The rule (see figure 3) included the necessary query and the script sent the results to other systems. As those were purely used as notifications at the start, I called the section “alerts”. After setting up cronjobs to run your scripts, you’re good to go – without needing a huge software stack. In case I need the raw response from the queried sources, I store all API responses in a JSON file. This way I can create a completely new data structure if needed,
without losing data.
Tips for starters
While you’re going to develop your own procedures for infrastructure tracking, I want to give some advice for people starting out, hoping you find the following tips useful.
1. Combine different resources.
In order to get the most precise picture of the infrastructure used by adversaries, it is very helpful to combine various services that deliver different types of information. In addition to host data (e.g. from Censys or Shodan), pivoting through infrastructure can be enhanced through passive DNS data (e.g. RiskIQ or Domaintools) and certificate data (e.g. Censys or crt.sh). If you’re consuming data from different providers, you might want to use a common data model5.
2. Store results in a searchable and flexible way.
After you started with infrastructure tracking, you’re eventually going to have a lot of data in your hands and you definitely want to be able to search through that data very fast. Having your data in an elasticsearch cluster or a similar searchable data storage will save you a ton of time. When setting up your toolset, keep in mind that you might want to search through your data with regular expressions.

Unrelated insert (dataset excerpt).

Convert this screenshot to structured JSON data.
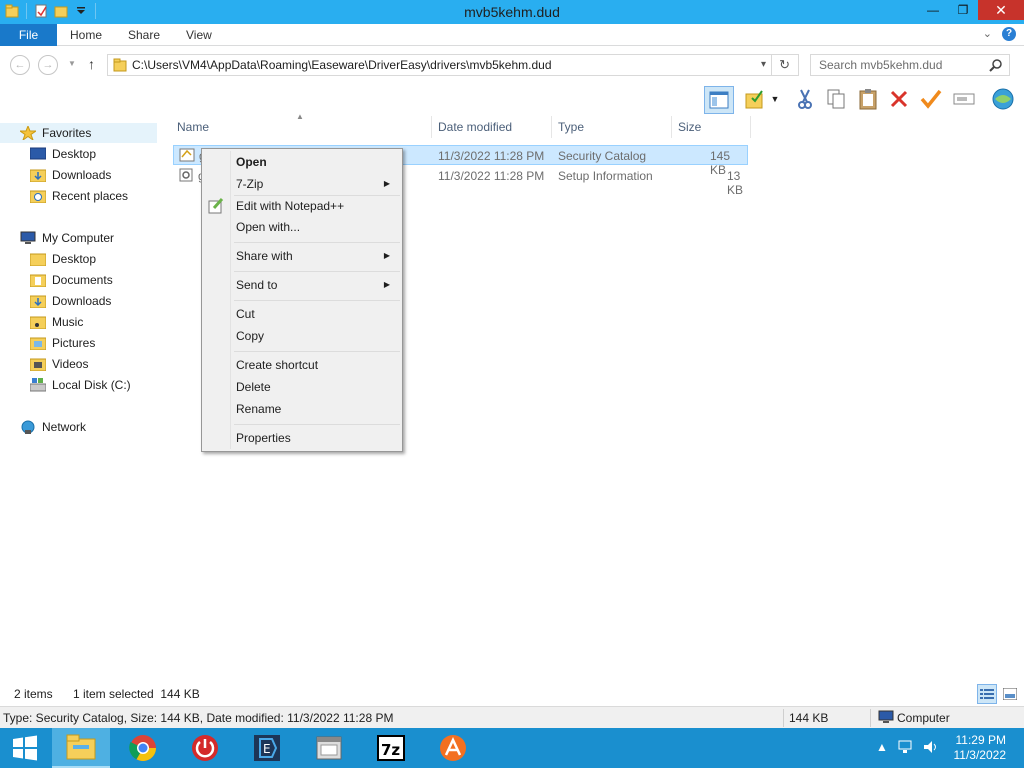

3. Keep older results.
Do not delete results of older search queries. Keeping and updating host information allows the discovery of interesting patterns. Also, it is quite useful to have first and last seen dates for C2 servers.
4. Document your queries.
Your ever-growing number of queries need to be documented somehow, otherwise, you’re going to lose the overview. A good starting point is to create a schema2 that includes metadata such as a description.
Threat actors are bound by similar constraints as network defenders – time, money, skills, and laziness. This leads to mistakes or certain habits when setting up their infrastructure. With some creativity and tooling network defenders can exploit those mistakes and habits to track malicious infrastructure. The reward will be IoCs and insights into the activities of the attackers. Censys and other tools give analysts a great head-start. The magic then is in the queries that you write. I hope you found the above techniques and tips helpful. I’ll be happy to hear about your experiences, you can reach me via Twitter6 or Keybase7.
- Compare p. 75 Steffens, Timo (2020). Attribution of Advanced Persistent Threats.
- Compare https://github.com/BCSECURITY/Empire/blob/master/lib/listeners/http.py#L262 ↩
- NCSC-UK (2020). APT29 targets COVID-19 vaccine development.
https://www.ncsc.gov.uk/files/Advisory-APT29-targets-COVID-19-vaccinedevelopment.pdf (accessed 2020-09-21) ↩
- PwC UK (2020). WellMess malware: analysis of its Command and Control (C2)
server. https://www.pwc.co.uk/issues/cyber-security-services/insights/wellmessanalysis-command-control.html (accessed 2020-09-21) ↩
- Common OSINT data model for infrastructure analysis:
https://github.com/3c7/common-osint-model (accessed 2020-09-21) ↩
- https://twitter.com/0x3c7 ↩